Do I really need to describe what happened next? The calls kept coming. Over time, our conversations grew friendlier and more familiar. In addition, her lists of requests got longer and longer. I always played whatever she wanted. Oddly, I only have a clear recollection of one other song, Lost and Found by Brooks & Dunn, another tune of fixation and manipulation. You’d think I would have clued in. Nope. We were both from New York. We were about the same age. And like I said, she sounded normal.
One night, I got his sob story about how she was supposed to go Christmas shopping with a friend but the friend cancelled. You think she threw Christmas in there by accident? It’s the season of charity, of good will, of doing unto others, whatever the heck that means. She knew what I would say. What else could I say? I’m a gentleman; and contrary to popular opinion, chivalry is not quite dead.
“I’ll go shopping with you.” I made the offer without thinking, without even realizing that, in five careless words, I’d stepped over my own line.”
That first date was to a Chinese restaurant. Cliché, right? What can I say? I wasn’t thinking very clearly at the time.
The next few weeks were a blur. We saw more of each other. She called the radio station several times a night. I gave her my home number. I know; I know. I hadn’t just broken my rule; I’d shattered it and ground the pieces into a fine powder. I didn’t care. As Kenny Chesney would say, she Had Me from Hello.
She moved to Phoenix right after Christmas. The song requests stopped but the phone calls didn’t. She knew I had some vacation days coming. She also knew I had money in the bank. Some of it went to American Airlines. The rest was spent in posh restaurants and on anything else I thought might capture her fancy. I even pulled strings to score some concert tickets and backstage passes. I was trying to sweep her off her feet but she seemed unmoved.
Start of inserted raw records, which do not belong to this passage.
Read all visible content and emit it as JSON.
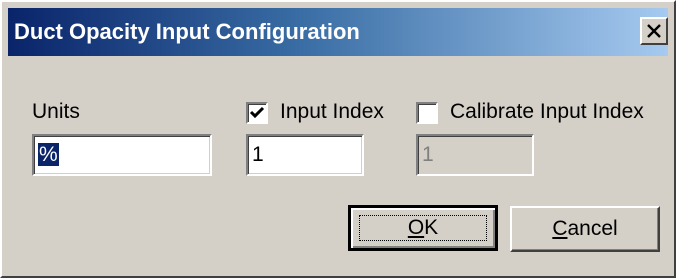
{
  "dialog": {
    "title": "Duct Opacity Input Configuration",
    "close_icon": "close-icon"
  },
  "units": {
    "label": "Units",
    "value": "%"
  },
  "input_index": {
    "label": "Input Index",
    "checked": true,
    "value": "1"
  },
  "calibrate_input_index": {
    "label": "Calibrate Input Index",
    "checked": false,
    "value": "1",
    "disabled": true
  },
  "buttons": {
    "ok_accel": "O",
    "ok_rest": "K",
    "cancel_accel": "C",
    "cancel_rest": "ancel"
  },
  "colors": {
    "face": "#d4d0c8",
    "title_start": "#0a246a",
    "title_end": "#a6caf0",
    "selection": "#0a246a"
  }
}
I told her I loved her. She thanked me for visiting and drove me back to the airport.
Eventually, she moved back to North Carolina. I’d advanced several steps up the corporate ladder by then. I had the mid-day air shift. I was also the music director and in charge of promotions. I’d come to enjoy my job and I don’t mind telling you I was good at it. I’d actually become something of a celebrity, adored by men and women alike. It sounds kind of weird but I’m dead serious. Was that what finally did it? Was she afraid that, because I was “in demand,” she might actually lose me? I don’t think that was it but the switch finally did flip. She realized her infatuation matched my own. This revelation was delivered as yet another song request, this time in the form of a dedication, to me. The song she chose was Your Love Amazes Me by John Berry. The chorus begins “don’t you ever doubt this love of mine,” and I haven’t.
My wife and I are two months shy of our sixteenth wedding anniversary. They’ve been the best sixteen years of my life. Today is my wife’s birthday. I’d usually write her a love letter. I decided to do it a little different this time. This blog post is my gift to the woman who turned my world upside-down and has given me more happiness, more love and more fulfillment than I ever dreamed possible. Thank you, Dear. I love you, now, then and forever. Happy Birthday!
One final note: although love at first sight can sometimes be a one way street, my lovely wife was never as cold or callous as I tried to make her sound. We had a wonderful friendship that blossomed into a life-long love. I just blossomed a little quicker.